If CT and MRI suggest that a petrous apex granuloma is lobulated and septated, an extended middle fossa approach for drainage and aeration is necessary to ensure complete drainage. This technique provides the best view of the area to be drained and ensures that septations are opened and that all contents of multilobulated cysts are opened. Finally, the superior visualization achieved with an extended middle fossa approach prevents confusion about adequate opening of the cyst if the contents are solid and proteinaceous and do not freely flow out.

Failure to adequately drain a petrous apex granuloma can lead to a retained cyst and continued growth. When approaching a petrous apex granuloma via an infralabyrinthine approach, it is the anterior aspect of the cyst that is inaccessible. Conversely, the posterior aspect of a cyst is more likely to be missed if an infracochlear tract is chosen; this is a particular risk if a patient has thick secretions like ours did.

Occasionally a cholesterol granuloma will demonstrate an area of hypointensity on MRI as a result of a solid mineral content within the cyst. (3,6) However, relying solely on imaging to identify the contents of a cyst may lead to undertreatment and cyst retention. Failure to drain a cyst may lead to continued symptoms and subject the patient to revision surgery.


(1.) Isaacson B, Kutz JW, Roland PS. Lesions of the petrous apex: Diagnosis and management. Otolaryngol Clin North Am 2007;40(3):479-519, viii.

(2.) Arriaga MA, Brackmann DE. Differential diagnosis of primary petrous apex lesions. Am J Otol 1991;12(6):470-4.

(3.) Jackler RK, Cho M. A new theory to explain the genesis of petrous apex cholesterol granuloma. Otol Neurotol 2003;24(1):96-106; discussion 106.

(4.) Brackmann DE, Toh EH. Surgical management of petrous apex cholesterol granulomas. Otol Neurotol 2002;23(4):529-33.

(5.) Mosnier I, Cyna-Gorse F, Grayeli AB, et al. Management of cholesterol granulomas of the petrous apex based on clinical and radiologic evaluation. Otol Neurotol 2002;23(4):522-8.
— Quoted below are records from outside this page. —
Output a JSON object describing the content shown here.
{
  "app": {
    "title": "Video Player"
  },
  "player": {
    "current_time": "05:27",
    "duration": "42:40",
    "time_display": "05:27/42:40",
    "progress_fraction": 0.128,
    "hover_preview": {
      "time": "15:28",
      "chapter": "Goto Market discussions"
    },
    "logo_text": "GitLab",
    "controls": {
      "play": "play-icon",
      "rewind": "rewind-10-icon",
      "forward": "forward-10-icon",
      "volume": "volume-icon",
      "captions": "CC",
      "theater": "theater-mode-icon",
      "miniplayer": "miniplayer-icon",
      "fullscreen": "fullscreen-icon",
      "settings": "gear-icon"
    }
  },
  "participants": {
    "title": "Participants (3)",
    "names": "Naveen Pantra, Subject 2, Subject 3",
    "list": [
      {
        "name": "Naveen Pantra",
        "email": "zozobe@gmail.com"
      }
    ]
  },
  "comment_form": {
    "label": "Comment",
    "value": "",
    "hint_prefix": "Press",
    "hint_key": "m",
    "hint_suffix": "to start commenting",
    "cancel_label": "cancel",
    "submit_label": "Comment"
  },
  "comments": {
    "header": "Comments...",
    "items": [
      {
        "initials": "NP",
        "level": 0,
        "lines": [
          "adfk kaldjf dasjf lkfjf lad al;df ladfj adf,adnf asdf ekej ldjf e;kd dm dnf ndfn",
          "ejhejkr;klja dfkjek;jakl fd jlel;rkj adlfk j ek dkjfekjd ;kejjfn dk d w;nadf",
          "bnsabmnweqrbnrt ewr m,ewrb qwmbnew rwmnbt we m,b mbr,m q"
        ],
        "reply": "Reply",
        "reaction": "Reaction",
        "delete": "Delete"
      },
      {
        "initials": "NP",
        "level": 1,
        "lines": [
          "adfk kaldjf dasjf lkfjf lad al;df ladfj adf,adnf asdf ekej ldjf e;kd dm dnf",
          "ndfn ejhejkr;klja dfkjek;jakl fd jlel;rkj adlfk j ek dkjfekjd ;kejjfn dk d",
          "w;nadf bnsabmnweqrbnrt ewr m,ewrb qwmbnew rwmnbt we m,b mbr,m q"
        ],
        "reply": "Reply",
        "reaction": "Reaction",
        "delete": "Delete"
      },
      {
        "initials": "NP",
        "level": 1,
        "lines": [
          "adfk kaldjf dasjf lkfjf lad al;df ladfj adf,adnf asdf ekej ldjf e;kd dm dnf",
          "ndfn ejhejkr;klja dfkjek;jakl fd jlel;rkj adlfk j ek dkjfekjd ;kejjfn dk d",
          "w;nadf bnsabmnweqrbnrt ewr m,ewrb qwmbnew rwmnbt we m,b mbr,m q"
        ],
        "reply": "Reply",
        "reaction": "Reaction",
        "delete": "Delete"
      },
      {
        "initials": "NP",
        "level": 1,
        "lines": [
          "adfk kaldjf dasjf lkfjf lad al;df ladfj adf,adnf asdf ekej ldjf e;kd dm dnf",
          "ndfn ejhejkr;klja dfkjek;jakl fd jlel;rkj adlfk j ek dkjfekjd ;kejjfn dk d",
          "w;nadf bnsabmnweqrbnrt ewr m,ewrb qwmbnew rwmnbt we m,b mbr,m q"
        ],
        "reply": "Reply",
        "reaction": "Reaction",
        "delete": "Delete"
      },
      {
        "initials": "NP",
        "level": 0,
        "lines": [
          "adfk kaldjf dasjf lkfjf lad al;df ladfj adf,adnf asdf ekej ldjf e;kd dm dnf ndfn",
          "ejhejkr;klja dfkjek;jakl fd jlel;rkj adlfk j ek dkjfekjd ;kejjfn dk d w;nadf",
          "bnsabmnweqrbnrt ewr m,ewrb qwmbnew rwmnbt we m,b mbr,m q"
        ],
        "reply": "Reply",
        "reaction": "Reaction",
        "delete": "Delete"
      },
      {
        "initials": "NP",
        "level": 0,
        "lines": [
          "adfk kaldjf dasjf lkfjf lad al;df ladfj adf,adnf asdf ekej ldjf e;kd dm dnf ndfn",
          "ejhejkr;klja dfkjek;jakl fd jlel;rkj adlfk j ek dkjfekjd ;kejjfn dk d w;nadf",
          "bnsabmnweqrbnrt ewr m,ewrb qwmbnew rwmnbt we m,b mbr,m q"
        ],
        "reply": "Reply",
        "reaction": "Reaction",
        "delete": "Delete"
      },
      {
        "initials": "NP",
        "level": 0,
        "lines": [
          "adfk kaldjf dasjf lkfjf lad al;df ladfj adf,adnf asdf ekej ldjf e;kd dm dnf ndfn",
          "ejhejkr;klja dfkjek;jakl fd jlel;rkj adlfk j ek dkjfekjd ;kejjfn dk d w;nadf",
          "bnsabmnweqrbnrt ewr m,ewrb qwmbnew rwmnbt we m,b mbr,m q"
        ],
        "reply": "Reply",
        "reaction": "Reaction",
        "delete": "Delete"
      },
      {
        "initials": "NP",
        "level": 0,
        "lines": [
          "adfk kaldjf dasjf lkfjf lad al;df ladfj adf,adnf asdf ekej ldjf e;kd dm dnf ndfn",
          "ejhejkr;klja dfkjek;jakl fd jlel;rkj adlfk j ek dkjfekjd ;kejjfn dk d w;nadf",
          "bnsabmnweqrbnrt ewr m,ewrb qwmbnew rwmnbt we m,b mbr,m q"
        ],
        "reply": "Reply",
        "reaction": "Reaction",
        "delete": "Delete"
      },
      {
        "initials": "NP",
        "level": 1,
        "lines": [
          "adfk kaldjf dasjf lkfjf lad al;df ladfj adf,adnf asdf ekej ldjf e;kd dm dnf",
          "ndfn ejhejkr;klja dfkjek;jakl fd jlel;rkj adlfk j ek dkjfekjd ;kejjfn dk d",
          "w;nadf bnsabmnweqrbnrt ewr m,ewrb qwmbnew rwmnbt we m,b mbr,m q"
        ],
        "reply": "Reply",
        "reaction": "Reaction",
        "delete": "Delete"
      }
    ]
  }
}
(6.) Eisenberg MB, Haddad G, Al-Mefty O. Petrous apex cholesterol granulomas: Evolution and management. I Neurosurg 1997;86(5):822-9.

(7.) Castillo MP, Samy RN, Isaacson B, Roland PS. Petrous apex cholesterol granuloma aeration: Does it matter? Otolaryngol Head Neck Surg 2008;138(4):518-22.

Aaron G. Benson, MD

From the Ohio Hearing and Balance Institute, Toledo Ear, Nose and Throat, Saint Luke's Hospital, Maumee, Ohio.

Correspondence: Aaron G. Benson, MD, Ohio Hearing and Balance Institute, Saint Luke's Hospital, 6005 Monclova Rd., Suite 320, Maumee, OH 43537. Email:
COPYRIGHT 2014 Vendome Group LLC
No portion of this article can be reproduced without the express written permission from the copyright holder.
Copyright 2014 Gale, Cengage Learning. All rights reserved.

Article Details
Printer friendly Cite/link Email Feedback
Author:Benson, Aaron G.
Publication:Ear, Nose and Throat Journal
Geographic Code:1USA
Date:Jan 1, 2014
Previous Article:Polymorphous low-grade adenocarcinoma.
Next Article:Concha bullosa mucocele and mucopyocele: a series of 4 cases.

Terms of use | Privacy policy | Copyright © 2018 Farlex, Inc. | Feedback | For webmasters